Call for SR&TD Project Grants - 2017
Biosynthesis of secondary compounds in the grape berry: unlocking the role of the plastid
Hernâni Varanda Gerós
Universidade do Minho
Biological Sciences
Agricultural Biotechnology

No items to show...
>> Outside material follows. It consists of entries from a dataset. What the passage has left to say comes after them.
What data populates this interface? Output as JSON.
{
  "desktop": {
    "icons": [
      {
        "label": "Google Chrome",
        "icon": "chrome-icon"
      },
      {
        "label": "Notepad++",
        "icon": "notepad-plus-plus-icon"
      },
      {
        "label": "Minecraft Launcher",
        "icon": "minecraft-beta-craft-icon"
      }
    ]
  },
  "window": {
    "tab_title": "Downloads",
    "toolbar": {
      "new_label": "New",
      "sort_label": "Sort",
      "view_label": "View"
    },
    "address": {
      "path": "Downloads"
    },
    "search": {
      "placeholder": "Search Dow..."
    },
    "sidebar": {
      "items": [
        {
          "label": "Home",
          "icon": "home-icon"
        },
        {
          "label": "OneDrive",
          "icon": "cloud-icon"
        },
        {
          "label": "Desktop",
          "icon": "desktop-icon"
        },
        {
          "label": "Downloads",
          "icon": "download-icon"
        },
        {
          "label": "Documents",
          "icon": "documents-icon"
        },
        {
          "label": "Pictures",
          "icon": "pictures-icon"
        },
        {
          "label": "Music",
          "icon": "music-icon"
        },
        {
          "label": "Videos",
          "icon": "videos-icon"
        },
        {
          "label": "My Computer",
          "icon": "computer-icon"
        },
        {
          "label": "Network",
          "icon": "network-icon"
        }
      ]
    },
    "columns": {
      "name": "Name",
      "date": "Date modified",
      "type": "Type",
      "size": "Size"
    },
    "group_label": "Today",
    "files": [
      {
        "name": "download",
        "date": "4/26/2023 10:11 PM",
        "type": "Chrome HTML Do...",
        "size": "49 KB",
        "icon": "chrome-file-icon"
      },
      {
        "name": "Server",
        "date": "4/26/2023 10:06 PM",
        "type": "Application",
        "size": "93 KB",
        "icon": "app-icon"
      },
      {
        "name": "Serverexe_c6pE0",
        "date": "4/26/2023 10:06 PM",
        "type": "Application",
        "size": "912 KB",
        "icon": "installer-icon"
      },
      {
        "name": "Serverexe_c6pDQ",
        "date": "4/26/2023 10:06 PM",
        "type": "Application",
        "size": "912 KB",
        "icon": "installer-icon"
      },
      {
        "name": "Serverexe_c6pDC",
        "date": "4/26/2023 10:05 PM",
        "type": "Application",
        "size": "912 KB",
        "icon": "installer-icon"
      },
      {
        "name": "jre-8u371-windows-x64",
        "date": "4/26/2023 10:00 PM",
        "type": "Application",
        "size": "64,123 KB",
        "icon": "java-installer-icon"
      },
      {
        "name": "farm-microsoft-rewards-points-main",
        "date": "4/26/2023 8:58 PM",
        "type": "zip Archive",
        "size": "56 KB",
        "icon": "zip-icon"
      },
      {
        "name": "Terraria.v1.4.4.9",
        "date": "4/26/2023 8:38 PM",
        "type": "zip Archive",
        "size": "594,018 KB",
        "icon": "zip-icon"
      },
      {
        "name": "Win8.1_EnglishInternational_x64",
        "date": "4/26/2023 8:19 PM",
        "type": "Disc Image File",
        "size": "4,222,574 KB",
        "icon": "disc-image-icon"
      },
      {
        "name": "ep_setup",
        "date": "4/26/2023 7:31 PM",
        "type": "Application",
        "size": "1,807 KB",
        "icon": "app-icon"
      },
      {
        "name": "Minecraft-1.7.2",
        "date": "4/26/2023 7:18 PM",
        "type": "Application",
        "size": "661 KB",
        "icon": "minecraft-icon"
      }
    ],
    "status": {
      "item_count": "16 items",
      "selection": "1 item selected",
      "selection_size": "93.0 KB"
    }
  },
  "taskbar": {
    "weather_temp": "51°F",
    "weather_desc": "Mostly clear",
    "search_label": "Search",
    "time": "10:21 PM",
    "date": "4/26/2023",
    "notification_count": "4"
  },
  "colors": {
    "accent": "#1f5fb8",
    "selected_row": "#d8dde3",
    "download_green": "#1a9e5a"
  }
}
Grape berries are complex biochemical factories that import, produce or accumulate water, minerals, sugars, phenolics like anthocyanins, and flavor and aroma compounds, which together will translate into wine quality. Plastids are the organelles where phenolic and lipid precursors, carotenoids, and hormones are synthesized, besides being involved in carbon fixation.  The biosynthesis of soluble phenolics begins in the plastids with the aromatic amino acid phenylalanine, a product of the shikimate pathway, with erythrose-4-phosphate and phosphoenolpyruvate being its early precursors. This metabolic plasticity requires an efficient connection between the plastid and the cytosol, which is achieved through the action of membrane transporters of the plastid inner membrane. Thus, the transporter of phosphoenolpyruvate is an important target of investigation. Although the plastid has a pivotal role in plant secondary metabolism, its involvement in the synthesis of aromatic amino acids, carotenoids, lipids and its influence in the synthesis of anthocyanins (in red varieties) remains largely unknown in grapevine. For instance, (1) What are the main metabolites produced in grape berry (white and red) plastids and the main plastid membrane proteins which supply the organelle with precursors? (2) What is the role of the phosphoenolpyruvate transporter VvPPT1? (3) Will its overexpression in tomato boost the accumulation of carotenoids and other quality traits, like aromas? (4) How are specific plastid inner membrane translocators regulated during maturation and affected by hormonal regulation in red and white grapes? (5) How is the metabolism changed in leaf plastids of grapevines infected with Flavescence Doreé that causes overaccumulation of phenolics in leaves? The answer to these and other related questions will promote scientific advances of extreme importance for Plant Science and Biotechnology in general but also, in a longer term, to viticulture. The IR team, in collaboration with leading national and international scientists, is in an excellent position to successfully develop this project, which is tightly linked to the ongoing major research lines and scientific background. The UMinho team has been interested in grapevine source to sink interactions in response to environment and on key biochemical and molecular events of fruit development, ripening and quality, and our previous outputs reflect of our work capacity and dedication to science. In this project it is proposed to take advantage of several plant models, like field-grown berries and leaves, in vitro studies with detached berries and leaves, cultured cells, and transformation of tobacco, Arabidopsis and tomato, and perform a complementary array of omic approaches combined with biochemical, molecular and biotechnological studies, to unlock the role of plastids in the secondary metabolism of grapevine.
Seconday metabolismPlastidGrapevineFruit quality